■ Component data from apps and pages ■
---

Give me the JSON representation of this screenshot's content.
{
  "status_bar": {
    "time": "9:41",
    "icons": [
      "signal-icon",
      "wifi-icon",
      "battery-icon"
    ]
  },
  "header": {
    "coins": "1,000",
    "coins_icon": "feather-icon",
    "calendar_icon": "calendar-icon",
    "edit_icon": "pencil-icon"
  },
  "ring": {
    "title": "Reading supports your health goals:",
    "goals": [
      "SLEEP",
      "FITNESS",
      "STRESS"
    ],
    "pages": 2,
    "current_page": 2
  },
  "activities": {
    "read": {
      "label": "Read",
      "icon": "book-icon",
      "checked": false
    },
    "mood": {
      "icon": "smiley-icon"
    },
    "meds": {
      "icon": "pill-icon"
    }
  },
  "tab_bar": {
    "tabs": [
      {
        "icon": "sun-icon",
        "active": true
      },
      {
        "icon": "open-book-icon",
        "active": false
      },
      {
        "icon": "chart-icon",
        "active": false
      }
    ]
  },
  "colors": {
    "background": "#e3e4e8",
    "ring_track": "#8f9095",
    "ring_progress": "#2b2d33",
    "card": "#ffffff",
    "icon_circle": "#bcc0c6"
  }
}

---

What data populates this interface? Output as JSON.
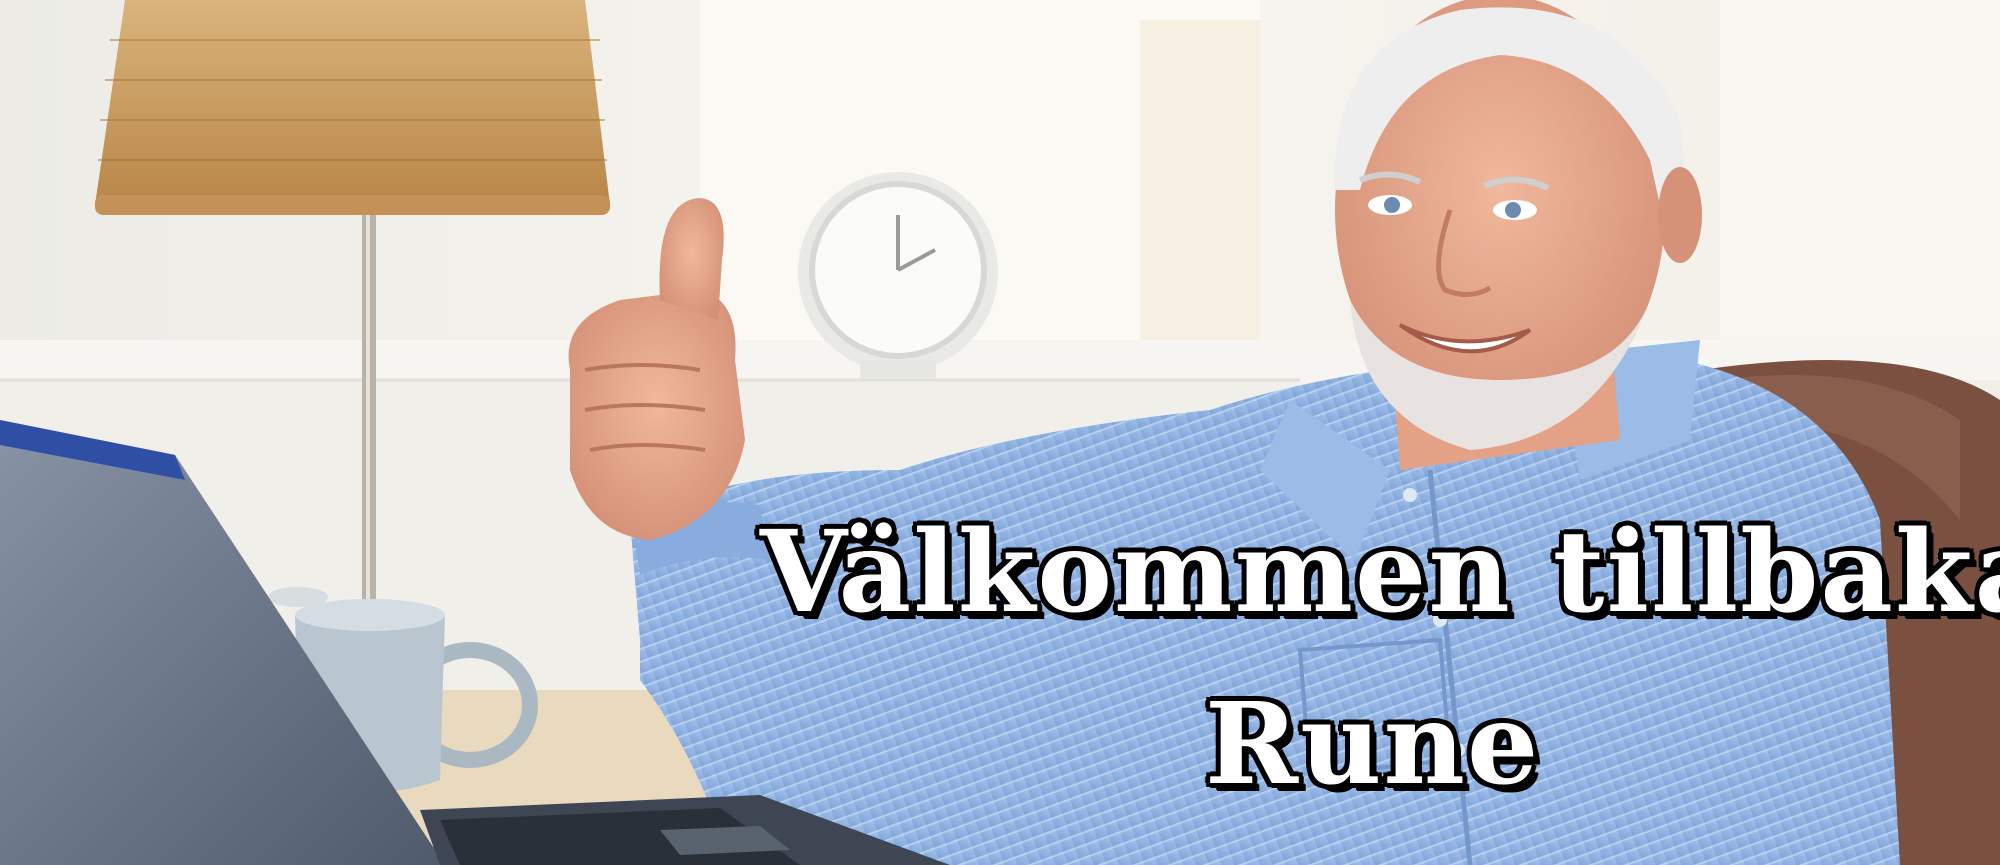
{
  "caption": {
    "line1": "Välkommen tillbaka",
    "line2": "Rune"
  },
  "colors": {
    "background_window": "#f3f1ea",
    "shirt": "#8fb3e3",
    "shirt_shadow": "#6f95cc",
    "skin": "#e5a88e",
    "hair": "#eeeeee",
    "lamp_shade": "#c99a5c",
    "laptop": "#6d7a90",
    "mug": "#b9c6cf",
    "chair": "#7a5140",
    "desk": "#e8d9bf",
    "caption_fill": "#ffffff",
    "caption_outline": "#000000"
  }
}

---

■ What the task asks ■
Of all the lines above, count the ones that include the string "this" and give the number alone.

■ Solution ■
2